Lighting is an essential element of filmmaking, as it can greatly impact the mood and atmosphere of a scene, as well as the overall quality of the final footage. In this article, we will explore the key considerations for achieving the perfect lighting for filmmaking.
- Understand the basics of lighting: Before diving into the specifics of lighting for filmmaking, it’s important to understand the basic principles of lighting. This includes concepts such as key light (the main source of light), fill light (used to soften shadows), and backlight (used for separation and depth).
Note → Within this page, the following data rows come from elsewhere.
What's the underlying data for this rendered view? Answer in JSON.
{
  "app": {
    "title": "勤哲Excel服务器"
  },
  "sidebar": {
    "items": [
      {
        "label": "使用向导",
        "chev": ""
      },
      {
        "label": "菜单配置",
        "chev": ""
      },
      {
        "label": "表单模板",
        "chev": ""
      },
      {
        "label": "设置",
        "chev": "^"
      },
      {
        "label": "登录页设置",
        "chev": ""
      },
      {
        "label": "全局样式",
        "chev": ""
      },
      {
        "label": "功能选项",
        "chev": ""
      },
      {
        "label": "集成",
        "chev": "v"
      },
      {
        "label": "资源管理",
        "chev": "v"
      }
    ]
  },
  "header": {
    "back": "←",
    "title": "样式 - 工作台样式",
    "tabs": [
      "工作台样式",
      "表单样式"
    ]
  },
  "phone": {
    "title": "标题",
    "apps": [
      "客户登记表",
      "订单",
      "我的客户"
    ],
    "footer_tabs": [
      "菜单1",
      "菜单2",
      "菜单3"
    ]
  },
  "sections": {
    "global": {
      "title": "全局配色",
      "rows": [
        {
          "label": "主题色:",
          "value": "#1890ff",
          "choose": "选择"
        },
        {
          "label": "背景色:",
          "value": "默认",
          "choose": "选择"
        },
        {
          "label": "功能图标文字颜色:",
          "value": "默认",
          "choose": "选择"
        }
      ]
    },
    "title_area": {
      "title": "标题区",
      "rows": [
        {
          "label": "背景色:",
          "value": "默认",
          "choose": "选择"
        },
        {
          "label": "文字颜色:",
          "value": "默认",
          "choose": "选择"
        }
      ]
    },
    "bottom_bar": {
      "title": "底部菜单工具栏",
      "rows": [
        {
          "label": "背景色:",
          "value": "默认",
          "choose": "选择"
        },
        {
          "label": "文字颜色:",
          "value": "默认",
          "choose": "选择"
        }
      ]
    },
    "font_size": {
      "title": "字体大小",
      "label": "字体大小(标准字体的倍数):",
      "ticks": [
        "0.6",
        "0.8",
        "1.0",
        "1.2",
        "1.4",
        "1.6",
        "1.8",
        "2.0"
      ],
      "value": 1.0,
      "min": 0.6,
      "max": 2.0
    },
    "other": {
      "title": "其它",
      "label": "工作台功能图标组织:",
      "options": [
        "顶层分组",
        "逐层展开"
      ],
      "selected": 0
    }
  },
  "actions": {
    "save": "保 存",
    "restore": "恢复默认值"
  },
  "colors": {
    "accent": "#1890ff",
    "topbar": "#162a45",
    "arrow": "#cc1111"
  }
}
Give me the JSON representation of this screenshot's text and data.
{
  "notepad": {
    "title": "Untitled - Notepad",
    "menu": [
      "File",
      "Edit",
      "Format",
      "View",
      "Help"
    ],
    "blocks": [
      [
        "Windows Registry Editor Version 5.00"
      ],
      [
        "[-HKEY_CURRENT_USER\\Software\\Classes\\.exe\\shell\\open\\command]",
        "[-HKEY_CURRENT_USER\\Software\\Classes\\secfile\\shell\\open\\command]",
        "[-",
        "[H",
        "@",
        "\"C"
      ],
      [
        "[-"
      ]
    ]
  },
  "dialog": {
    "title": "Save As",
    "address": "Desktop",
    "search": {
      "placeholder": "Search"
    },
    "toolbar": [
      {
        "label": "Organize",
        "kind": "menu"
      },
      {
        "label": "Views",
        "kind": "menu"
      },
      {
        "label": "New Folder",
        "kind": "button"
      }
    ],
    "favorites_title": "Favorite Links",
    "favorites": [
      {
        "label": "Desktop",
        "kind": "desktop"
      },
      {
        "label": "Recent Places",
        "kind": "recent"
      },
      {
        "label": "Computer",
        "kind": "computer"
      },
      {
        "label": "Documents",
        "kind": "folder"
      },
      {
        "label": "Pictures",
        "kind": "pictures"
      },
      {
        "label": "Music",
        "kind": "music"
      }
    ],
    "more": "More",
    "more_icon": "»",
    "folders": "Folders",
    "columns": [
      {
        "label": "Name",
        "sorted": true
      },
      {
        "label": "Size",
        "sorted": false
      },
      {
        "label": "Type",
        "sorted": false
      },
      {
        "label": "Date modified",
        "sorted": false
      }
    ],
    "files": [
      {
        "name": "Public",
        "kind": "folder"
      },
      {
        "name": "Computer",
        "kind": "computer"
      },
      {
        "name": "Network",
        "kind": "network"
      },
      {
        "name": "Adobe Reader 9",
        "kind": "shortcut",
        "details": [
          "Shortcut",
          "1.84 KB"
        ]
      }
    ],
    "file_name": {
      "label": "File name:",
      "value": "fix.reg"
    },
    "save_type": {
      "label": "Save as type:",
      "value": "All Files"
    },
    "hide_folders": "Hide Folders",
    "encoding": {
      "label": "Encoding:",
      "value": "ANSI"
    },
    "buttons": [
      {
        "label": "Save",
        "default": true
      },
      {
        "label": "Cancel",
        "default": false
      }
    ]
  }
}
- Consider the mood and atmosphere of the scene: The lighting used in a scene can greatly impact the mood and atmosphere portrayed on screen. For example, a bright and well-lit scene may convey a sense of happiness and joy, while a dark and shadowy scene may convey a sense of fear or tension. Consider the emotional impact you want to make on the audience, and adjust your lighting accordingly.
- Choose the right equipment: There are a variety of lighting equipment options available, including tungsten, fluorescent, and LED lights. Each has its own advantages and disadvantages, so it’s important to choose the right equipment for your specific needs. LED lights are a popular choice for filmmakers due to their low heat output, energy efficiency, and versatility.
- Use modifiers to shape and control the light: Light modifiers such as softboxes, diffusers, and reflectors can be used to shape and control the light in a scene. Softboxes and diffusers can be used to soften harsh light and create a more natural look, while reflectors can be used to bounce light and fill in shadows.
- Test and adjust your lighting setup: It’s important to test and adjust your lighting setup before shooting to ensure that you achieve the desired look and feel. Take the time to experiment with different lighting setups and adjust your equipment and settings as needed to achieve the perfect lighting for your scene.
In conclusion, achieving the perfect lighting for filmmaking requires a combination of technical knowledge, creative vision, and experimentation. By understanding the basic principles of lighting, considering the mood and atmosphere of the scene, choosing the right equipment, using modifiers to shape and control the light, and testing and adjusting your lighting setup, you can create visually stunning and impactful footage that engages and captivates your audience.